100km to go – Break of 21 holding a 2 minute gap
Here’s the average speed after the first hour of racing – a fairly high 47.1kph. Maybe about 5kph faster than we have seen in previous stages.
Bahrain Victorious has moved up alongside Trek Segafredo, so has Bora-hansgrohe.
Trek is doing a good job of keeping the breakaway close. They’ve chopped off 20 seconds from the breakaway’s lead with 108km to go. It feels like the escapees have backed off just slightly.
Jacopo Mosca (Trek – Segafredo) is doing a lot of work to keep this breakaway at two minutes. It’s going to be a hard day for Trek, and they’re likely hoping other teams will eventually help share the load.
The time check at the first TV point was 2’22” – 112km to go.
Results of the first intermediate sprint at Lago Patria (37.4km):
1. Biniam Girmay (Intermarché – Wanty – Gobert Matériaux)
2. Edoardo Zardini (Drone Hopper – Androni Giocattoli)
3. Mauro Schmid (Quick-Step Alpha Vinyl Team)
4. Diego Ulissi (UAE Team Emirates)
5. Harm Vanhoucke (Lotto Soudal)
6. Mirco Maestri (Eolo-Kometa Cycling Team)
7. Simone Ravanelli (Drone Hopper – Androni Giocattoli)
8. Samuele Rivi (Eolo-Kometa Cycling Team)
We’re reached the intermediate sprint at Lago Patria, Girmay rolls through first with not much pressure and adds 12 points to the ciclamino standings.

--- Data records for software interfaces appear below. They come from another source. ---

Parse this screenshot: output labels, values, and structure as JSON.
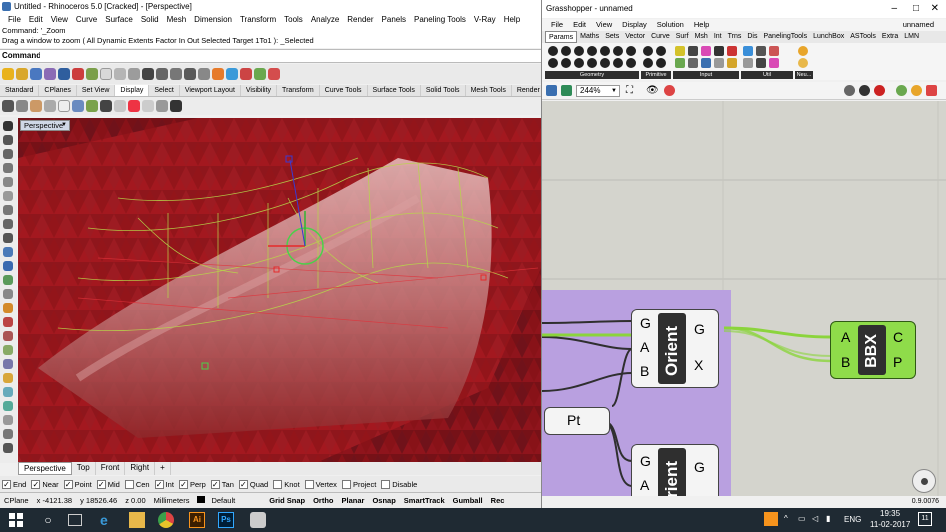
{
  "rhino": {
    "title": "Untitled - Rhinoceros 5.0 [Cracked] - [Perspective]",
    "menu": [
      "File",
      "Edit",
      "View",
      "Curve",
      "Surface",
      "Solid",
      "Mesh",
      "Dimension",
      "Transform",
      "Tools",
      "Analyze",
      "Render",
      "Panels",
      "Paneling Tools",
      "V-Ray",
      "Help"
    ],
    "command_history": [
      "Command: '_Zoom",
      "Drag a window to zoom ( All  Dynamic  Extents  Factor  In  Out  Selected  Target  1To1 ): _Selected"
    ],
    "command_label": "Command:",
    "command_value": "",
    "tabs": [
      "Standard",
      "CPlanes",
      "Set View",
      "Display",
      "Select",
      "Viewport Layout",
      "Visibility",
      "Transform",
      "Curve Tools",
      "Surface Tools",
      "Solid Tools",
      "Mesh Tools",
      "Render Too"
    ],
    "active_tab": "Display",
    "viewport_label": "Perspective",
    "viewport_tabs": [
      "Perspective",
      "Top",
      "Front",
      "Right"
    ],
    "viewport_tab_add": "+",
    "osnaps": [
      {
        "label": "End",
        "checked": true
      },
      {
        "label": "Near",
        "checked": true
      },
      {
        "label": "Point",
        "checked": true
      },
      {
        "label": "Mid",
        "checked": true
      },
      {
        "label": "Cen",
        "checked": false
      },
      {
        "label": "Int",
        "checked": true
      },
      {
        "label": "Perp",
        "checked": true
      },
      {
        "label": "Tan",
        "checked": true
      },
      {
        "label": "Quad",
        "checked": true
      },
      {
        "label": "Knot",
        "checked": false
      },
      {
        "label": "Vertex",
        "checked": false
      },
      {
        "label": "Project",
        "checked": false
      },
      {
        "label": "Disable",
        "checked": false
      }
    ],
    "status": {
      "cplane": "CPlane",
      "x": "x -4121.38",
      "y": "y 18526.46",
      "z": "z 0.00",
      "units": "Millimeters",
      "layer": "Default",
      "toggles": [
        "Grid Snap",
        "Ortho",
        "Planar",
        "Osnap",
        "SmartTrack",
        "Gumball",
        "Rec"
      ]
    },
    "colors": {
      "viewport_bg": "#6b0d12",
      "mesh_red": "#c21a22",
      "curve_green": "#9acd32"
    }
  },
  "grasshopper": {
    "title": "Grasshopper - unnamed",
    "menu": [
      "File",
      "Edit",
      "View",
      "Display",
      "Solution",
      "Help"
    ],
    "doc_name": "unnamed",
    "tabs": [
      "Params",
      "Maths",
      "Sets",
      "Vector",
      "Curve",
      "Surf",
      "Msh",
      "Int",
      "Trns",
      "Dis",
      "PanelingTools",
      "LunchBox",
      "ASTools",
      "Extra",
      "LMN"
    ],
    "active_tab": "Params",
    "ribbon_groups": [
      "Geometry",
      "Primitive",
      "Input",
      "Util",
      "Neu..."
    ],
    "zoom": "244%",
    "components": {
      "orient1": {
        "name": "Orient",
        "inputs": [
          "G",
          "A",
          "B"
        ],
        "outputs": [
          "G",
          "X"
        ]
      },
      "orient2": {
        "name": "Orient",
        "inputs": [
          "G",
          "A"
        ],
        "outputs": [
          "G"
        ]
      },
      "bbx": {
        "name": "BBX",
        "inputs": [
          "A",
          "B"
        ],
        "outputs": [
          "C",
          "P"
        ]
      },
      "pt": {
        "name": "Pt"
      }
    },
    "version": "0.9.0076",
    "colors": {
      "group_purple": "#b9a0e0",
      "bbx_green": "#8fdc4a",
      "wire_green": "#8bd43c"
    }
  },
  "taskbar": {
    "language": "ENG",
    "time": "19:35",
    "date": "11-02-2017",
    "notification_count": "11"
  }
}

The breakaway is less than 1km to the first intermediate sprint.
Edward Theuns (Trek – Segafredo) is pulling through with his teammates – this could have been a stage that suited him, but it looks like he’ll have bigger fish to fry later. We’re getting close to the first intermediate sprint point.
The gap to the 21 riders is growing – it’s 2 minutes now with 120km to go. Many of the potential stage favourites are in this break.

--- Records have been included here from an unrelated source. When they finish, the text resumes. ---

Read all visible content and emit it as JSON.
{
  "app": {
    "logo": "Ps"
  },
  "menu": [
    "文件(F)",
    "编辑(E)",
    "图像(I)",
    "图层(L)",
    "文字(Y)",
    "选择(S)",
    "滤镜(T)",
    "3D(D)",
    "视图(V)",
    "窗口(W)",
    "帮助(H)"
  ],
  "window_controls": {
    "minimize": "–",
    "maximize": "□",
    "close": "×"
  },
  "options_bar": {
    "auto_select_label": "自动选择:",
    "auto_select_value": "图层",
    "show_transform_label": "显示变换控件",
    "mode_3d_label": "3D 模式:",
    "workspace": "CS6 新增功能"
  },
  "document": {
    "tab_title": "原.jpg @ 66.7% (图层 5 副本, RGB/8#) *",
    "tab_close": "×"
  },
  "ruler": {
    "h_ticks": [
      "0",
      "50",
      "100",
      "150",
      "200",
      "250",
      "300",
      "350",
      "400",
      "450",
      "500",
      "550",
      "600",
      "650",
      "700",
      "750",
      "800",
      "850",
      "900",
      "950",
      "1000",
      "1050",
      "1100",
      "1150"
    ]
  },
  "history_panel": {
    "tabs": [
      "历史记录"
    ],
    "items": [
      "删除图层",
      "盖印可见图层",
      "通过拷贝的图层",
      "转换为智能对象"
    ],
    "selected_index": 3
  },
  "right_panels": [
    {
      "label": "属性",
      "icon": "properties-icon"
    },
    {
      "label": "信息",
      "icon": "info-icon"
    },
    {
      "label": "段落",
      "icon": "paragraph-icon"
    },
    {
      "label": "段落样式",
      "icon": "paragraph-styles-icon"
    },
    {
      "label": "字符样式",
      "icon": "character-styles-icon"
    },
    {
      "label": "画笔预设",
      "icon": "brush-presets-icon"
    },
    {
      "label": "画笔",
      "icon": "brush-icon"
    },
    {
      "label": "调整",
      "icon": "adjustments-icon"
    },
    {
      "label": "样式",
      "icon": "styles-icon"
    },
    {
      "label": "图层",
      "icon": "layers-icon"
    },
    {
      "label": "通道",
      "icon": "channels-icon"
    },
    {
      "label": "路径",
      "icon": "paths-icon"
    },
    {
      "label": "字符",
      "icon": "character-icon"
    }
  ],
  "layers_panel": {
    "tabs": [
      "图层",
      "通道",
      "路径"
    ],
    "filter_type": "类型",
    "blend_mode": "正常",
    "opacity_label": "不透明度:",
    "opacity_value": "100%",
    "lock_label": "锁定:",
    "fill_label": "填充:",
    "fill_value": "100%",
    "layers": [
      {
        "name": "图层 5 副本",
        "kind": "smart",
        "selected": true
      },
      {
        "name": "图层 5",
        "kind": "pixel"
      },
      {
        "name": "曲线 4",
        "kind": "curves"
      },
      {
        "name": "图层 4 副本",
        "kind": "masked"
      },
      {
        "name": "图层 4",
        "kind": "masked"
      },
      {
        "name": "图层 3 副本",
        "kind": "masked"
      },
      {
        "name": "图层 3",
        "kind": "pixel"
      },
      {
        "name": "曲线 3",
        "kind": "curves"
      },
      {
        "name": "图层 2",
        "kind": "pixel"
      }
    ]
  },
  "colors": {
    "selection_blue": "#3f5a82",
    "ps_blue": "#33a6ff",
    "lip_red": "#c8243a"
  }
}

Have a read of today’s stage preview by Barry Ryan. Today is a unique day at the Giro, it’s basically a mini-classic through the streets of Naples.
125km to go – 21 riders off the front
With the gap holding at 1’40”, Trek Segafredo aren’t happy with this composition. They have their entire team chasing at the front of the peloton.
Thomas De Gendt attacked off the front of the breakaway to try and break things up in the front group, but his acceleration was unsuccessful. There are still 21 riders in the break.
Here are the names of the 21 riders in the breakaway.
Guillaume Martin (COF)
Diego Ulissi (UAD)
Sylvain Moniquet (LTS)
Harold Tejada (AST)
Davide Gabburo (BCF)
Jorge Arcas (MOV)
Mattias Skjelmose Jensen (TFS)
Edoardo Zardini (DRA)
Lilian Calmejane (ACT)
Mathieu Van Der Poel (AFC)
Fabio Felline (AST)
Thomas De Gendt (LTS)
Wout Poels (TBV)
Andrea Vendrame (ACT)
Simone Ravanelli (DRA)
Mirco Maestri (EOK)
Jasha Sütterlin (TBV)
Mauro Schmid (QST)
Biniam Girmay (IWG)
Samuele Rivi (EOK)
Harm Vanhoucke (LTS) Peloton is at 1’40”
The breakaway is growing with about 21 riders bridging the gap to Van Der Poel. Names to follow.
It’s been a rapid start in Naples. Van Der Poel is still off the front by 10 seconds and he’s being chased by Thomas De Gendt (LTS), Andrea Vendrame (ACT) and Biniam Girmay (IWG). The peloton is at 55 seconds.
143km to go – Mathieu Van Der Poel goes solo
Van Der Poel had something going for a bit, but the pace has lulled after the peloton brought the breakaway back.
Mathieu Van Der Poel (AFC) is making it hard from the start and trying to force a breakaway. A surprise? No, he’s targeted this stage and said he wants to win it however he can. He must sense the winner will come out of a breakaway today.
It’s already going at an extremely difficult pace on this lumpy and technical circuit. The route offers no let up from start to finish.
We’re off and running for what will be an intense and nervous stage 8 of the Giro. After a short neutral zone of 2.4km, we’re already seeing some attacks off the front.